"I'm scared enough when my wife is mad at me. I could never return home if four wives were mad at me." I said.
The Afghan, who we will call Mohammad for the purpose of this blog post, laughed. "He was a famous commander during the Soviet Jihad. He commanded hundreds of men. He can handle four women."
Laughter was shared between us some more. Mohammad's face then grew troubled. He started to say something then stopped. I noticed this odd abrupt change in behavior. Never before in our conversations had his emotions suddenly changed. Perhaps it was because we were talking about family. Maybe there was something wrong with his family, I wondered, among many other possibilities. He swallowed his pride and told me about his biggest concern: his son "Ahmed."
Mohammad started with a description of his son. "He is my only son. He is a smart boy of 11 years. He can read and write. He loves me and his mother very much. He cannot not talk though. He struggles but he cannot say a word. If he really tries he makes sounds but it hurts him and he gives up." Mohammad then went on to describe how they have tried everything to make him talk. Prayers did not work. They even told me about a folk cure "everyone knew." "We took him to the home of a Hindu in Kandahar and he ate the Hindu's food but he still did not talk." When I asked how the folk cure was suppose to work Mohammad replied, "That's what everyone said to do. No one could explain why."

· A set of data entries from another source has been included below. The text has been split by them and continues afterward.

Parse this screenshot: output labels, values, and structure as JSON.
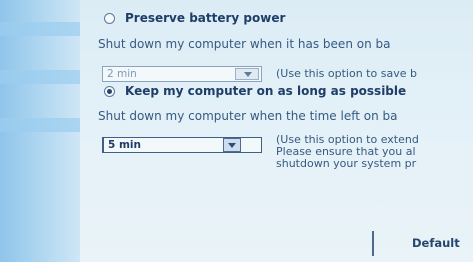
{
  "options": {
    "preserve": {
      "label": "Preserve battery power",
      "selected": false,
      "description": "Shut down my computer when it has been on ba",
      "select_value": "2 min",
      "note": "(Use this option to save b"
    },
    "keep_on": {
      "label": "Keep my computer on as long as possible",
      "selected": true,
      "description": "Shut down my computer when the time left on ba",
      "select_value": "5 min",
      "note_lines": [
        "(Use this option to extend",
        "Please ensure that you al",
        "shutdown your system pr"
      ]
    }
  },
  "default_button": {
    "label": "Default"
  },
  "icons": {
    "dropdown": "chevron-down-icon",
    "radio": "radio-button"
  }
}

I was deeply touched by Mohammad's story of his son Ahmed. Motivated by a united combination of personal ethics, religious morals, and geopolitical-imposed responsibilities I set out to help. I promised Mohammad I would do what I could to help. I could not promise much I told him but I would try.
First step was to look at the list of Afghan doctors in the area. A quick survey revealed that every registered Afghan doctor was either an American Civil War-style saw-and-bones style doctor or a pharmacist (surprisingly there are alot of pharmacists in Afghanistan). Giving up on that approach I looked to see if there was anyone in Kabul who could help. Sadly a combination of rapid urban sprawl, poor Afghan government documentation, and thirty-plus years of brain drain left with me nothing.
I then turned to the United States military. A helpful officer, "Rhodes," called around for me. He reached a doctor in the Army National Guard who turned out to be the most well connected man in all of Afghanistan. The doctor offered to meet Mohammad and Ahmed and arrange for treatment and/or speech theory anywhere in Central or South Asia.
Today Mohammad and Ahmed are going to meet the doctor Rhodes contacted thanks to all people who cared about a boy who could not speak. Time will tell if Ahmed will ever be able to say "Za ta sara meena kawom" (I love you) to his dad and mother. At least now he has a chance.